The moral of the story is - "know who you give money to in return for information" Are they experts in the field, do they have a good reputation, where do they get their information from? And beware, searching Ancestry's Fold3 gives you a link to this spurious data in FWR. You really do need to keep your wits about you.
Thursday 5 February 2015
For this Scandinavian surname there are 12 variations:
Ohlsen, Ohlson, Ohlsonn, Ohlssen, Ohlsson, Oleson, Ollson, Ollssen, Ollsson, Olsen, Olson and Olsson
So far there are three examples where the same man has his surname recorded differently between the medal rolls and the official casualty rolls which have been faithfully copied by others.
For many the research into a soldier starts with a medal. The medal rolls and Nominal Roll (WO127) shows a Trooper 681 F Olsen 2nd Brabant's Horse, he is entitled to the QSA with the important Wepener clasp for the siege of Jammersbergdrif. Searching the online casualty roll on Ancestry for 'Olsen' shows two different soldiers:
So this 681 F Olsen was not a casualty. In fact he was wounded near Hammonia on May 28, 1900, the official casualty roll records the surname as 'Ohlssen'.
Charles G Ohlsson was Trooper 25737 in the Prince of Wales' Light Horse and later Trooper 183/36040 in 2nd Kitchener's Fighting Scouts. Like his namesake above Ohlsson was wounded, at Tweefontein November 14, 1901, and on the official casualty roll his surname is recorded as 'Ohlsen'. Happily Ancestry shows 'Ohlsen' when searching for 'Ohlsson'. He was awarded the Distinguished Conduct Medal.
Carl Olsson served, albeit briefly, as Trooper 230 Utrecht-Vryheid Mounted Police then enlisted as Private 540 2nd Kitchener's Fighting Scouts.

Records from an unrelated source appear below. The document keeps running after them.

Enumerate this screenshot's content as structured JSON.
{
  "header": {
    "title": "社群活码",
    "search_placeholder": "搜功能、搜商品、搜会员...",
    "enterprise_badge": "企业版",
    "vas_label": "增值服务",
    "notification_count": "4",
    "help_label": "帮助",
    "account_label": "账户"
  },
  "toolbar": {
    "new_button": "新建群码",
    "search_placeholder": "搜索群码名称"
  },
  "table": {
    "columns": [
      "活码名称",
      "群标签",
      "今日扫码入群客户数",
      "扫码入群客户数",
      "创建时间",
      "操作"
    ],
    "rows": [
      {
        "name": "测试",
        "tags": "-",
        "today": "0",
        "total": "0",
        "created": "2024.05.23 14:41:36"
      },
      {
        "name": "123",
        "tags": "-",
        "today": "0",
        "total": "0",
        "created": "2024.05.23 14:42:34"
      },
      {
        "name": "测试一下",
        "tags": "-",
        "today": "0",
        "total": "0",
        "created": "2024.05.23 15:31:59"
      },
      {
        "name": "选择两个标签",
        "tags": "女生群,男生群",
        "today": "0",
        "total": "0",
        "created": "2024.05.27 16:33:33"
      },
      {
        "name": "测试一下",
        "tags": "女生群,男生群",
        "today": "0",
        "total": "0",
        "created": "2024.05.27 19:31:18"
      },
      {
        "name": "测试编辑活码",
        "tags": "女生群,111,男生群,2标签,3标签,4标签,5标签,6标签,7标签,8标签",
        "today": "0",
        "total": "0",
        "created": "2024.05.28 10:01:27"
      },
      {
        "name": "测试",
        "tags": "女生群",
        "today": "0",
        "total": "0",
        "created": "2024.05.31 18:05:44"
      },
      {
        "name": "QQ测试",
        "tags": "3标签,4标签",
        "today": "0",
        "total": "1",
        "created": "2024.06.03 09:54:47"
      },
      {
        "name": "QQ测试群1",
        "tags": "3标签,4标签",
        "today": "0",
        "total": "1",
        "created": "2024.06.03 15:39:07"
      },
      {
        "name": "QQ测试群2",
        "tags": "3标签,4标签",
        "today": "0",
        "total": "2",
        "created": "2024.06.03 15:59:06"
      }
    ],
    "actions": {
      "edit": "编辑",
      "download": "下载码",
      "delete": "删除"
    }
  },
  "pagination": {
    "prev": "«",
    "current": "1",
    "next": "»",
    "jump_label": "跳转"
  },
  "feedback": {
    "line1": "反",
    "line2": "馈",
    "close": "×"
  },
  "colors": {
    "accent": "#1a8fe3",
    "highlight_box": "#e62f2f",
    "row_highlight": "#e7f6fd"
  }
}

Just like the two men above he was wounded, at Boschbult March 31, 1902. In the casualty roll the surname is recorded as 'Ohlsson'. Again, searching by 'Olsson' on Ancestry fails to show the casualty record.

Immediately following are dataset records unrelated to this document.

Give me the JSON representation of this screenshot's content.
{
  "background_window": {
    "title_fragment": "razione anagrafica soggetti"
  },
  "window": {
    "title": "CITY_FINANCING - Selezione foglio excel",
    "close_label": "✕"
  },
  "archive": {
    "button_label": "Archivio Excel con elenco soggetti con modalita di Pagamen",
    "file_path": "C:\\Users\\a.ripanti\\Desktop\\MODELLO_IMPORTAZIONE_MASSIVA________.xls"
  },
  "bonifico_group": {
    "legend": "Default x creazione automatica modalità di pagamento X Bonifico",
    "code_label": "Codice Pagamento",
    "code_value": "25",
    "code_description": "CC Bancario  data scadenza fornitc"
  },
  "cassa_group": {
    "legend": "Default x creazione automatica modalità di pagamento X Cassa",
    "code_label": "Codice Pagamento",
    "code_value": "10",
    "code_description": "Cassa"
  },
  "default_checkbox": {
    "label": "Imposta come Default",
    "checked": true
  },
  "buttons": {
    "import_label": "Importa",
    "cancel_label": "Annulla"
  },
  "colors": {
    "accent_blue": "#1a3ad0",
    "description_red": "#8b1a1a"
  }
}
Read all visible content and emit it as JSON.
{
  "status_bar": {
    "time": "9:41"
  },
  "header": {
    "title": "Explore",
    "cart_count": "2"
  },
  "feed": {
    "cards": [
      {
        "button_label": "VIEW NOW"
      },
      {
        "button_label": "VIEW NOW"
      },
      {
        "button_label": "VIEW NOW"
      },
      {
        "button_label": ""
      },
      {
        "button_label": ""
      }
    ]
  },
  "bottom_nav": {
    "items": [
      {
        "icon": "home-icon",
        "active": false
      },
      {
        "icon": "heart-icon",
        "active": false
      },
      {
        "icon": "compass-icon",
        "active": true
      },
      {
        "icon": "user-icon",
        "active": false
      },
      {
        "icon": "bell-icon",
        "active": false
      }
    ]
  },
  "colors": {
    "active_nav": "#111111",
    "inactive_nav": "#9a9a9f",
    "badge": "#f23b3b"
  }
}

The records for these man on The Register show all their units, medal entitlement, honours and casualty information in one unified record - saving time for researchers and ensuring they don't miss key facts.

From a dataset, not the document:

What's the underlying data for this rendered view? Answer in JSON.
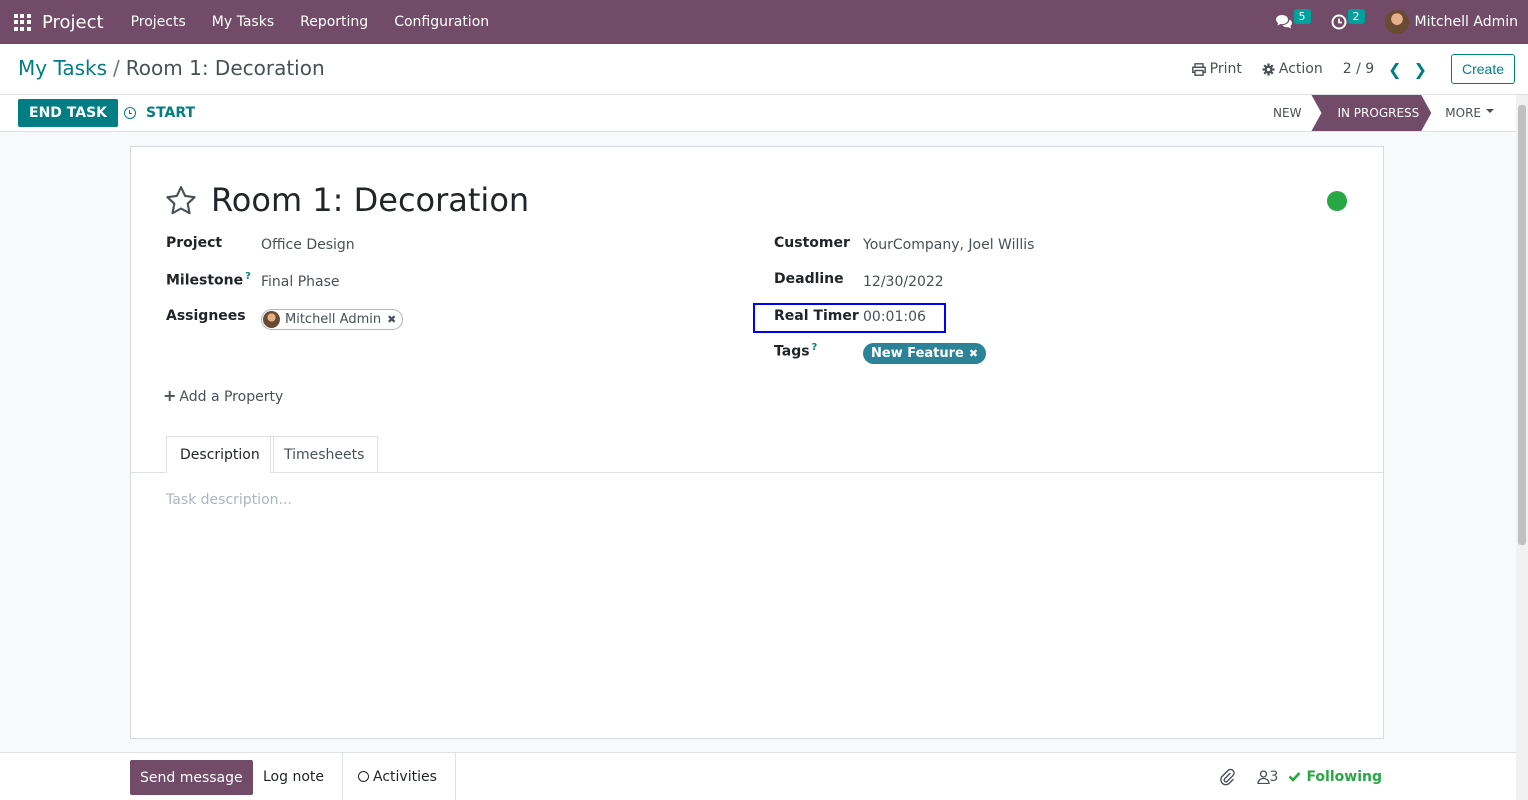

Monday 2 February 2015
One name listed in The Register is Lt Henry Baliol Cheyne, Indian Staff Corps attached Kitchener's Horse, the sole sources listed is WO127 and the 1903 Army List. I was asked to investigate further by an Indian Army medal collector.
WO127 shows Cheyne was with the regiment from 02-02 to 13-10-1900. However, checking the medal rolls drew a blank, he was not with the Kitchener's Horse roll nor located on another page within the medal rolls. Given there are thousands of pages and the most complete index (on Ancestry) is also not very good there is the possibility his name has been missed or mis-indexed. There, the search would normally end if it were not for the information that Cheyne had served in China in 1900 earning the Relief of Pekin clasp with the 1st Bengal Lancers (Skinner's Horse).
To qualify for the Relief of Pekin clasp meant that Cheyne had to be present in China in August 1900. WO127 records he was Kitchener's Horse until October 1900. If Cheyne had served in South Africa then he spent a considerable time travelling from India to South Africa in February, then to China in August and back to South Africa to leave Kitchener's Horse in October. The Victorians were great travellers but Cheyne's itinerary is implausible.
A number of Indian Army officers did fight on attachment in South Africa, including some from Cheyne's own regiment. Some of these also fought in China with Cheyne. One, Lt FD Russell is shown on the China 1900 roll as having "embarked at South Africa on 1st August 1900". Cheyne is shown as "Embarked at Calcutta 7th July 1900".
All the evidence, including Cheyne's obituary which notes all his known military service but not significantly the Anglo-Boer War, points to the fact that Cheyne did not land in South Africa for military service if he even travelled there in the first place. His entry in WO127 would appear to result from Cheyne's appointment on attachment, but does not mean fighting service. Why Cheyne is shown as serving with Kitchener's Horse for so long when he was in China is probably a clerical oversight.